Our vocation in hard times is to be in prayer at the place where mercy is found in the midst of pain. That place is the healing presence of Jesus himself, and in his death and resurrection above all. Our trust in him, his dying and rising, finding life by losing it, is the faith that saves, even in dark and divided times. No Thanksgiving Day Parades, no football as we had enjoyed it before Covid, no family gatherings, but there is the gratuitous gift of life itself, and our gratitude that shows itself as we pilgrim prisoners of hope give thanks for the gift, and the voice of the Giver that responds to our gratitude with a new command: Rise, your faith has saved you..


May The God of laughter send you out.

So we can share joy with everyone.

May Jesus, The Brother of the poor send you out.

So we may bring hope and healing to the broken and despairing.

May The Spirit of wonder send you out.

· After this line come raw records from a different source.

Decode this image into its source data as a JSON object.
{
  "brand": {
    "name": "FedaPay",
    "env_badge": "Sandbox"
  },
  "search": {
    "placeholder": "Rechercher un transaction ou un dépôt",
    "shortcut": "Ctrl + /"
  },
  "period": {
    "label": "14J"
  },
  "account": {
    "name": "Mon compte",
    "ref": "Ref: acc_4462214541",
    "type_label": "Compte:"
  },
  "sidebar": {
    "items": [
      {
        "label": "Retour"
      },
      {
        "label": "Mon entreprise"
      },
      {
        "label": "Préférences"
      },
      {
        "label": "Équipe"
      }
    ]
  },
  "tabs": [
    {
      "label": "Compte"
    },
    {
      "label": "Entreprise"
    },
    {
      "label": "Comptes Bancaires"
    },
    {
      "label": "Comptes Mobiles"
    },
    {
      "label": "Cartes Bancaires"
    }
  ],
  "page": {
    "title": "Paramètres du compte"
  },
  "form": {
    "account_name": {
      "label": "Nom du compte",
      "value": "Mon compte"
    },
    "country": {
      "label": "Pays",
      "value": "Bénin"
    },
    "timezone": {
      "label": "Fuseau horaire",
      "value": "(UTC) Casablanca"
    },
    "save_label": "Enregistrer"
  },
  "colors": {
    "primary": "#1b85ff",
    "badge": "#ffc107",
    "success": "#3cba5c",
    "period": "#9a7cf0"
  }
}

So we may join all creation in offering thanks

Because we all have the Blessing of God Almighty, 

with us….

Invitation to the Offering

In the spirit of Thanksgiving, 

let us remember to bring forth our gifts with gratitude.

Prayer of Dedication

Weaver of all life, in this joyous season

we offer our heartfelt thanks 

for the abundance that surrounds us

and ask that you remind us 

to extend the season of thanksgiving 

as we share these your gifts with your people 

that they may know a better harvest